YOUR TASK: Return each line of the listing that contains the string "players".

= = = =

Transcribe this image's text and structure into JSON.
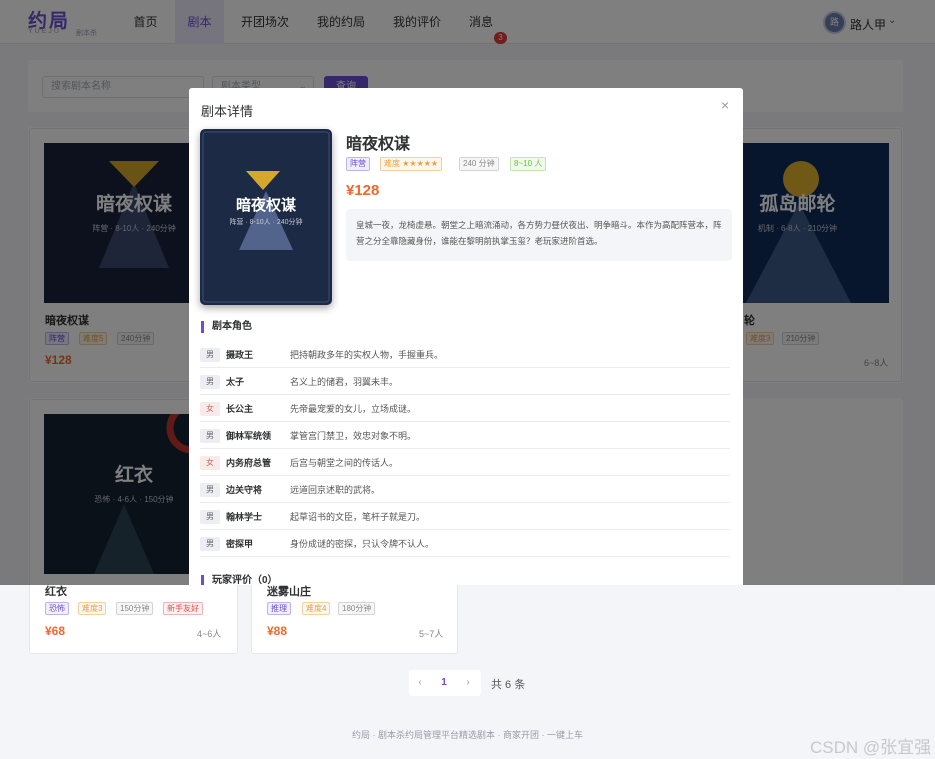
{
  "header": {
    "logo": "约局",
    "logo_sub": "YUEJU",
    "logo_sub2": "剧本杀",
    "nav": [
      "首页",
      "剧本",
      "开团场次",
      "我的约局",
      "我的评价",
      "消息"
    ],
    "message_badge": "3",
    "avatar_text": "路",
    "username": "路人甲",
    "user_chevron": "⌄"
  },
  "filter": {
    "search_placeholder": "搜索剧本名称",
    "type_placeholder": "剧本类型",
    "type_chevron": "⌄",
    "query_label": "查询"
  },
  "cards": [
    {
      "title": "暗夜权谋",
      "cover_title": "暗夜权谋",
      "cover_sub": "阵营 · 8-10人 · 240分钟",
      "tags": [
        "阵营",
        "难度5",
        "240分钟"
      ],
      "price": "¥128",
      "players": ""
    },
    {
      "title": "轮",
      "cover_title": "孤岛邮轮",
      "cover_sub": "机制 · 6-8人 · 210分钟",
      "tags": [
        "难度3",
        "210分钟"
      ],
      "price": "",
      "players": "6~8人"
    },
    {
      "title": "红衣",
      "cover_title": "红衣",
      "cover_sub": "恐怖 · 4-6人 · 150分钟",
      "tags": [
        "恐怖",
        "难度3",
        "150分钟",
        "新手友好"
      ],
      "price": "¥68",
      "players": "4~6人"
    },
    {
      "title": "迷雾山庄",
      "tags": [
        "推理",
        "难度4",
        "180分钟"
      ],
      "price": "¥88",
      "players": "5~7人"
    }
  ],
  "pagination": {
    "prev": "‹",
    "current": "1",
    "next": "›",
    "total": "共 6 条"
  },
  "footer": "约局 · 剧本杀约局管理平台精选剧本 · 商家开团 · 一键上车",
  "watermark": "CSDN @张宜强",
  "modal": {
    "title": "剧本详情",
    "close": "×",
    "cover_title": "暗夜权谋",
    "cover_sub": "阵营 · 8-10人 · 240分钟",
    "name": "暗夜权谋",
    "tags": [
      "阵营",
      "难度 ★★★★★",
      "240 分钟",
      "8~10 人"
    ],
    "price": "¥128",
    "description": "皇城一夜，龙椅虚悬。朝堂之上暗流涌动，各方势力昼伏夜出、明争暗斗。本作为高配阵营本，阵营之分全靠隐藏身份，谁能在黎明前执掌玉玺？老玩家进阶首选。",
    "roles_title": "剧本角色",
    "roles": [
      {
        "sex": "男",
        "name": "摄政王",
        "desc": "把持朝政多年的实权人物，手握重兵。"
      },
      {
        "sex": "男",
        "name": "太子",
        "desc": "名义上的储君，羽翼未丰。"
      },
      {
        "sex": "女",
        "name": "长公主",
        "desc": "先帝最宠爱的女儿，立场成谜。"
      },
      {
        "sex": "男",
        "name": "御林军统领",
        "desc": "掌管宫门禁卫，效忠对象不明。"
      },
      {
        "sex": "女",
        "name": "内务府总管",
        "desc": "后宫与朝堂之间的传话人。"
      },
      {
        "sex": "男",
        "name": "边关守将",
        "desc": "远道回京述职的武将。"
      },
      {
        "sex": "男",
        "name": "翰林学士",
        "desc": "起草诏书的文臣，笔杆子就是刀。"
      },
      {
        "sex": "男",
        "name": "密探甲",
        "desc": "身份成谜的密探，只认令牌不认人。"
      }
    ],
    "reviews_title": "玩家评价（0）"
  },
  "colors": {
    "accent": "#6a4fd3",
    "price": "#f0672c",
    "badge": "#e23b3b"
  }
}
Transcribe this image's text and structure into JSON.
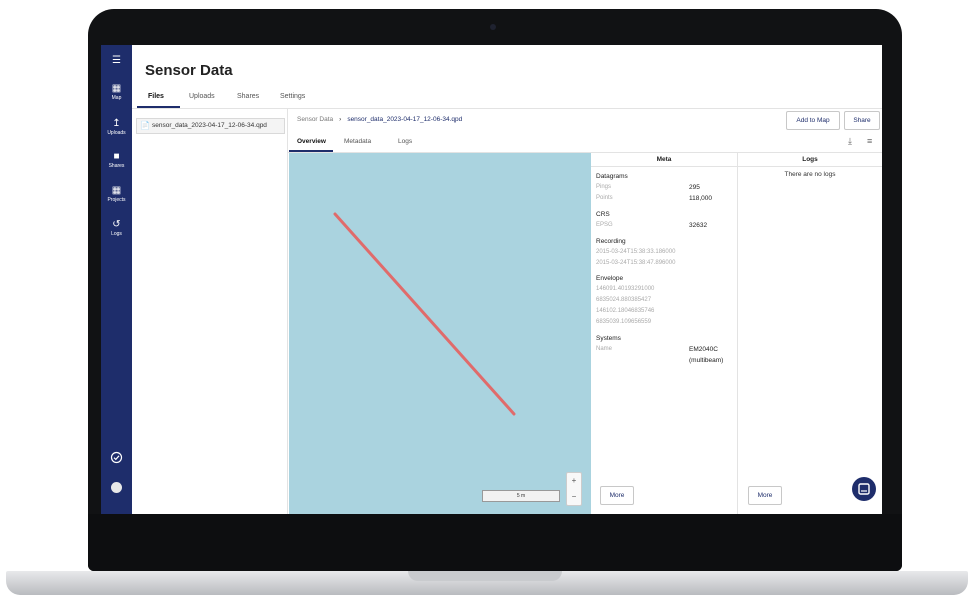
{
  "header": {
    "title": "Sensor Data"
  },
  "sidebar": {
    "items": [
      {
        "label": "Map",
        "icon": "map-icon"
      },
      {
        "label": "Uploads",
        "icon": "upload-icon"
      },
      {
        "label": "Shares",
        "icon": "folder-icon"
      },
      {
        "label": "Projects",
        "icon": "grid-icon"
      },
      {
        "label": "Logs",
        "icon": "history-icon"
      }
    ],
    "bottom": [
      {
        "icon": "check-circle-icon"
      },
      {
        "icon": "avatar-icon"
      }
    ]
  },
  "tabs": [
    "Files",
    "Uploads",
    "Shares",
    "Settings"
  ],
  "active_tab": "Files",
  "files": [
    {
      "name": "sensor_data_2023-04-17_12-06-34.qpd"
    }
  ],
  "breadcrumb": {
    "root": "Sensor Data",
    "current": "sensor_data_2023-04-17_12-06-34.qpd"
  },
  "actions": {
    "add_to_map": "Add to Map",
    "share": "Share"
  },
  "detail_tabs": [
    "Overview",
    "Metadata",
    "Logs"
  ],
  "active_detail_tab": "Overview",
  "map": {
    "scale": "5 m",
    "zoom_in": "+",
    "zoom_out": "−",
    "water_color": "#aad3df",
    "track_color": "#e06b6b"
  },
  "meta": {
    "title": "Meta",
    "datagrams": {
      "label": "Datagrams",
      "pings_key": "Pings",
      "pings": "295",
      "points_key": "Points",
      "points": "118,000"
    },
    "crs": {
      "label": "CRS",
      "epsg_key": "EPSG",
      "epsg": "32632"
    },
    "recording": {
      "label": "Recording",
      "start": "2015-03-24T15:38:33.186000",
      "end": "2015-03-24T15:38:47.896000"
    },
    "envelope": {
      "label": "Envelope",
      "values": [
        "146091.40193291000",
        "6835024.880385427",
        "146102.18046835746",
        "6835039.109656559"
      ]
    },
    "systems": {
      "label": "Systems",
      "name_key": "Name",
      "name_line1": "EM2040C",
      "name_line2": "(multibeam)"
    },
    "more": "More"
  },
  "logs": {
    "title": "Logs",
    "empty": "There are no logs",
    "more": "More"
  },
  "colors": {
    "sidebar": "#1e2d6b",
    "accent": "#1e2d6b"
  }
}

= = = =

EXPECTED ANSWER:
      "players": ""
      "players": "6~8人"
      "players": "4~6人"
      "players": "5~7人"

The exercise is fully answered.